The North Carolina Court of Appeals ruled yesterday on the first criminal appeal of a law banning video gambling since the NC Supreme Court upheld it two years ago. In publishing an opinion in State v. Chapman, Spruil, the court affirmed the convictions of two men who operated an Edgecombe County internet cafe.

In 2010 the NC legislature enacted NCGS §14-306.4, titled “Electronic machines and devices for sweepstakes prohibited.” The law makes it a Class 1 misdemeanor to operate an “entertaining display” allowing patrons to play gambling games like poker, bingo, craps or pot-of-gold. Any second offense would be considered a felony.

Chapman was the owner of Past Times Business Center, an internet café in Tabor City. Spruill was the manager. An undercover officer with the Tabor City Police Department went to Past Times in 2013, equipped with a surveillance camera. He presented the cashier with $25.00. The cashier presented the officer with a disclaimer which states, in part:

I understand that I am purchasing computer time to be used at this location. I also realize that I can request to participate in the promotional game for free. . . .I understand that I am not gambling. I am playing a promotional game in which the winners are predetermined. The games have no effect on the outcome of the prizes won.

The undercover officer played internet games with the names “Keno,” “Lucky’s Loot,” “Pot O’Gold,” “Lucky Sevens,” “Lucky Ducks,” and “Lucky Lamb.”

A trial judge found both defendants guilty. They each received probation and appealed, contending there was not substantial evidence.

The Court of Appeals disagreed. In its opinion published yesterday, the judges ruled that “It is undisputed that with the use of computers accessing the internet, defendants operated a sweepstakes wherein a prize was revealed to a patron not dependent upon the patron’s skill or dexterity in playing a video game. That the video game did not have to be played or played to completion is not determinative.”

The ban was upheld by the NC Supreme Court in 2012 ruled that the ban “regulates conduct, with only incidental burdens on associated speech, and is therefore constitutional.”

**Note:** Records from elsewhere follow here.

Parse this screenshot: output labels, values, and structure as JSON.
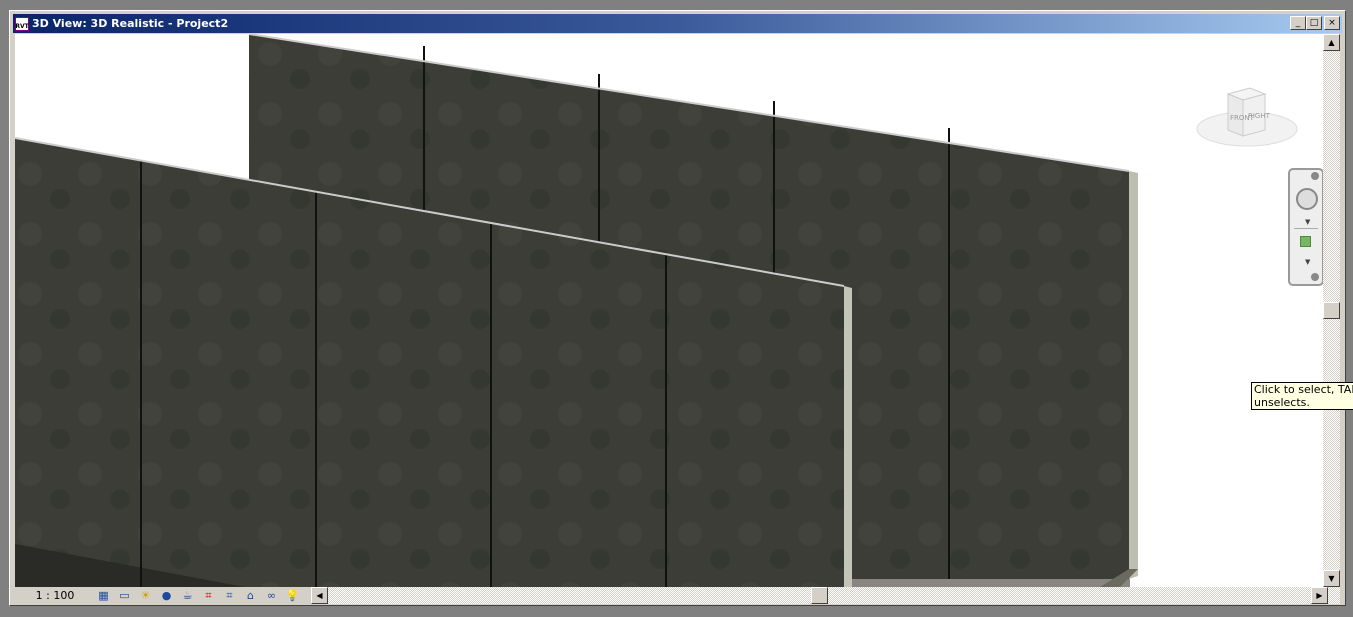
{
  "window": {
    "title": "3D View: 3D Realistic - Project2",
    "app_icon": "RVT",
    "buttons": [
      "_",
      "□",
      "×"
    ]
  },
  "viewcube": {
    "faces": [
      "FRONT",
      "RIGHT"
    ]
  },
  "status": {
    "scale": "1 : 100",
    "icons": [
      "detail-level-icon",
      "visual-style-icon",
      "sun-path-off-icon",
      "shadows-icon",
      "rendering-icon",
      "crop-view-icon",
      "show-crop-icon",
      "lock-3d-view-icon",
      "temporary-hide-icon",
      "reveal-hidden-icon"
    ]
  },
  "tooltip": {
    "line1": "Click to select, TAB for alternates, CTRL adds, SHIFT",
    "line2": "unselects."
  },
  "colors": {
    "title_start": "#0a246a",
    "title_end": "#a6caf0",
    "wall": "#3b3d36"
  }
}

Since then, the law has been enforced across the state, including the Triangle, where, for example, the Durham Sheriff’s Office raided a sweepstakes cafe last year, shutting down the business.

In a statement praising yesterday’s ruling, Attorney General Roy Cooper said in a statement, “Video gambling has been a source of crime and corruption in our state and that’s why I joined with law enforcement to push to ban it. My office has fought for years to give law enforcement and prosecutors the right to enforce the ban and today’s ruling makes it clearer that they have the authority to crack down on this crime.”

Parties with gambling interests have filed civil court actions in attempt to block the law, and Cooper’s office has represented the state in many of those matters, including current cases in Mecklenburg and Brunswick counties.